on April 29th, 1991, Lee will be presented her star
on the Hollywood Walk of Fame, at 6104 Hollywood Boulevard.
Her friend, Jack Lemmon, was there to his sister.
Lee always said that Jack was her favorite actor.
As you can see by this time Lee was very weak
and her beautiful face was swollen from treatments.
She will succumb to her battle of kidney and liver cancer two months after this picture was taken.
Lee Remick Gowans will pass away at 5:15 p.m., July 2, 1991,
at her home that's located at 570 North Bondi Drive in Brentwood, California.
Her family will be at her bedside.
Lee's eulogy will be given by Jack Lemmon and Gregory Peck.
Her children Kate and Matt will sang the title song from her Broadway musical "Anyone Can Whistle."
A list of Hollywood stars will attend.
Lee Ann Remick, at her own request, will be cremated and her remains given to her family.
She was 55 years old.
Her home at Osterville, Massachusetts, that she loved
will be divided between her husband Kip and her two children Kate and Matt
with the stipulation that Kip could live there as long as he lived or moved.
Kip lived there for several years after Lee's death
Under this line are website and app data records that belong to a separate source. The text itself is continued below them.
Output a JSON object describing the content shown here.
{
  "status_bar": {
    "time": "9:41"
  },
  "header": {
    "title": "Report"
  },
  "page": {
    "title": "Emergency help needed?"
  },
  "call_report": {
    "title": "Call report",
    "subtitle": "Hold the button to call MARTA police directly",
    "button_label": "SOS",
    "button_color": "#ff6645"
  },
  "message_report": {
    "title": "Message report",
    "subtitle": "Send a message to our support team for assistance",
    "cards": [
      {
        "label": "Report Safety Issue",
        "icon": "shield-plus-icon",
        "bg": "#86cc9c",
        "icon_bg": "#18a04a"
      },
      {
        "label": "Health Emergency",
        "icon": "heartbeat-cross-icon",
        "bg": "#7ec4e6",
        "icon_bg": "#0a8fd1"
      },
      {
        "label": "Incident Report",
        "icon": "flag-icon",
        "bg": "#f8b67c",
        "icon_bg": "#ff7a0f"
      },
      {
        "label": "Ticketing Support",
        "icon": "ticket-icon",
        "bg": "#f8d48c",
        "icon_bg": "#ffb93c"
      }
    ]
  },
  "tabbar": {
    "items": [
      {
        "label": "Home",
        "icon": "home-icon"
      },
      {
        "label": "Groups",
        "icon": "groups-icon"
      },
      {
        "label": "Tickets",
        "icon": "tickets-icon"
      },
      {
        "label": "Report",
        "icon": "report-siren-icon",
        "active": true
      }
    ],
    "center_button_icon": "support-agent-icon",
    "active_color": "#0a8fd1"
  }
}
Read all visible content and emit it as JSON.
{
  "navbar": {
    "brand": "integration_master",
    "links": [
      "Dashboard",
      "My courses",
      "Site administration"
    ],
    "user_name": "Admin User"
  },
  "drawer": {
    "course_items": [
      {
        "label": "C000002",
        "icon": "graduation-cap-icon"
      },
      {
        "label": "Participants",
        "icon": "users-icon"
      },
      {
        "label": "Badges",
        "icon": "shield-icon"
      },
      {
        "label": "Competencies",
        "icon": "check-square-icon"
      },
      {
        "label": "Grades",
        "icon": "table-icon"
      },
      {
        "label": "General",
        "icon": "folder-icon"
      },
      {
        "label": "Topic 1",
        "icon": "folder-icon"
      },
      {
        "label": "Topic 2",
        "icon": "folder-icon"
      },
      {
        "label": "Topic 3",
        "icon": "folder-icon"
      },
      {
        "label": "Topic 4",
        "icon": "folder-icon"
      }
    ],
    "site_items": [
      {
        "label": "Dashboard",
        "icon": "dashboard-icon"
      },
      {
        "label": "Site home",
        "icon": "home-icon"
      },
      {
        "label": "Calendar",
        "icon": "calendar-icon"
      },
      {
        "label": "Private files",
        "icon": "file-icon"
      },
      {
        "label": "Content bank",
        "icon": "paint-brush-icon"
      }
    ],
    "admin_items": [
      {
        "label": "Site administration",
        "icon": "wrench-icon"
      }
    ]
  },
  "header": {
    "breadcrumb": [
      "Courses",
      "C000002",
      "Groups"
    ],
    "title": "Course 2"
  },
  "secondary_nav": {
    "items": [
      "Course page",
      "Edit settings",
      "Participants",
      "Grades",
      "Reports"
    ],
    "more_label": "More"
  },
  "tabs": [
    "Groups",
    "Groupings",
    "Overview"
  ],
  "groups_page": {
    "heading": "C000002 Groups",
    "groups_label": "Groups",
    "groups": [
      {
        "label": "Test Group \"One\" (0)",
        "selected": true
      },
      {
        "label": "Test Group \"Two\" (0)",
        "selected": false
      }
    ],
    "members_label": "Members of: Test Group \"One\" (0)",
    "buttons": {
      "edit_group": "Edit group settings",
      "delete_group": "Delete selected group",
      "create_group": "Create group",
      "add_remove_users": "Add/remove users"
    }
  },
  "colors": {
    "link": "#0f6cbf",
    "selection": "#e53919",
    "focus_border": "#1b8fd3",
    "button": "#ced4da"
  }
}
but finally, as his health began to fail,
he moved back to England to live with his daughter.